§ **Work item**
Print all the data below exactly, without images.

[Supplied records — start]

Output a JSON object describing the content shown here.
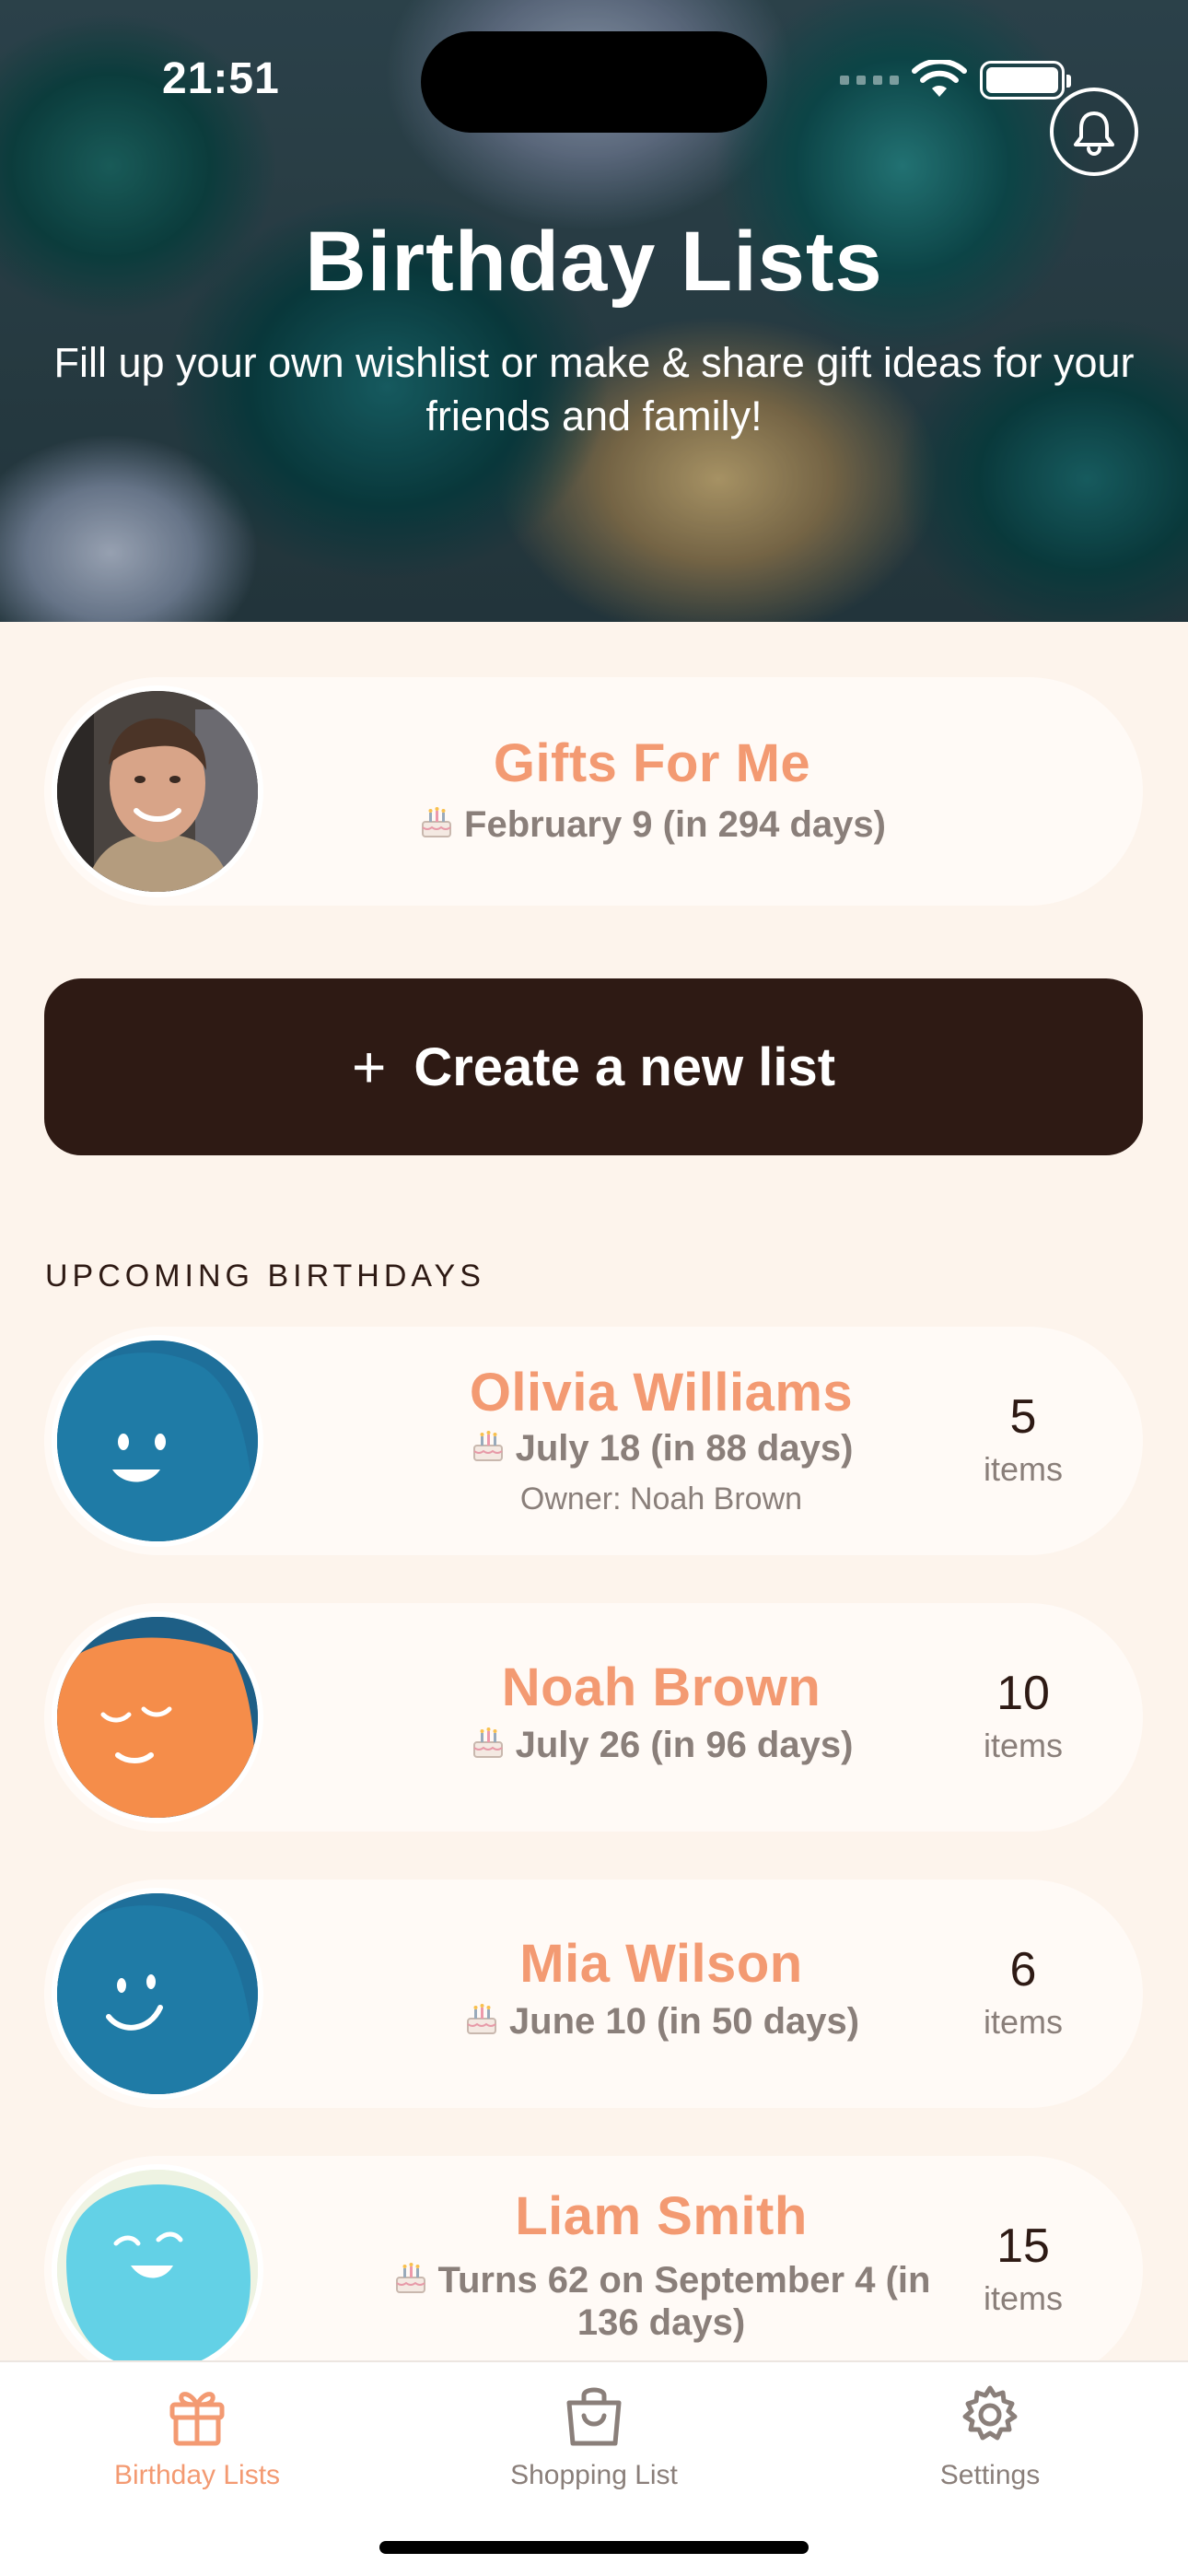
{
  "status_bar": {
    "time": "21:51"
  },
  "header": {
    "title": "Birthday Lists",
    "subtitle": "Fill up your own wishlist or make & share gift ideas for your friends and family!",
    "notification_icon": "bell-icon"
  },
  "my_list": {
    "title": "Gifts For Me",
    "date": "February 9 (in 294 days)",
    "date_icon": "cake-icon"
  },
  "create_button": {
    "icon": "plus-icon",
    "label": "Create a new list"
  },
  "upcoming": {
    "section_title": "UPCOMING BIRTHDAYS",
    "items": [
      {
        "name": "Olivia Williams",
        "date": "July 18 (in 88 days)",
        "owner": "Owner: Noah Brown",
        "count": "5",
        "count_label": "items"
      },
      {
        "name": "Noah Brown",
        "date": "July 26 (in 96 days)",
        "count": "10",
        "count_label": "items"
      },
      {
        "name": "Mia Wilson",
        "date": "June 10 (in 50 days)",
        "count": "6",
        "count_label": "items"
      },
      {
        "name": "Liam Smith",
        "date_line1": "Turns 62 on September 4 (in",
        "date_line2": "136 days)",
        "count": "15",
        "count_label": "items"
      }
    ]
  },
  "tab_bar": {
    "tabs": [
      {
        "label": "Birthday Lists",
        "icon": "gift-icon",
        "active": true
      },
      {
        "label": "Shopping List",
        "icon": "shopping-bag-icon",
        "active": false
      },
      {
        "label": "Settings",
        "icon": "gear-icon",
        "active": false
      }
    ]
  },
  "colors": {
    "accent": "#f39a72",
    "dark": "#2e1a14",
    "background": "#fdf4ec",
    "card": "#fffaf6",
    "muted": "#8a7f7a"
  }
}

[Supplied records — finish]

§ **Answer to the exercise**
Output a JSON object describing the content shown here.
{
  "status_bar": {
    "time": "21:51"
  },
  "header": {
    "title": "Birthday Lists",
    "subtitle": "Fill up your own wishlist or make & share gift ideas for your friends and family!",
    "notification_icon": "bell-icon"
  },
  "my_list": {
    "title": "Gifts For Me",
    "date": "February 9 (in 294 days)",
    "date_icon": "cake-icon"
  },
  "create_button": {
    "icon": "plus-icon",
    "label": "Create a new list"
  },
  "upcoming": {
    "section_title": "UPCOMING BIRTHDAYS",
    "items": [
      {
        "name": "Olivia Williams",
        "date": "July 18 (in 88 days)",
        "owner": "Owner: Noah Brown",
        "count": "5",
        "count_label": "items"
      },
      {
        "name": "Noah Brown",
        "date": "July 26 (in 96 days)",
        "count": "10",
        "count_label": "items"
      },
      {
        "name": "Mia Wilson",
        "date": "June 10 (in 50 days)",
        "count": "6",
        "count_label": "items"
      },
      {
        "name": "Liam Smith",
        "date_line1": "Turns 62 on September 4 (in",
        "date_line2": "136 days)",
        "count": "15",
        "count_label": "items"
      }
    ]
  },
  "tab_bar": {
    "tabs": [
      {
        "label": "Birthday Lists",
        "icon": "gift-icon",
        "active": true
      },
      {
        "label": "Shopping List",
        "icon": "shopping-bag-icon",
        "active": false
      },
      {
        "label": "Settings",
        "icon": "gear-icon",
        "active": false
      }
    ]
  },
  "colors": {
    "accent": "#f39a72",
    "dark": "#2e1a14",
    "background": "#fdf4ec",
    "card": "#fffaf6",
    "muted": "#8a7f7a"
  }
}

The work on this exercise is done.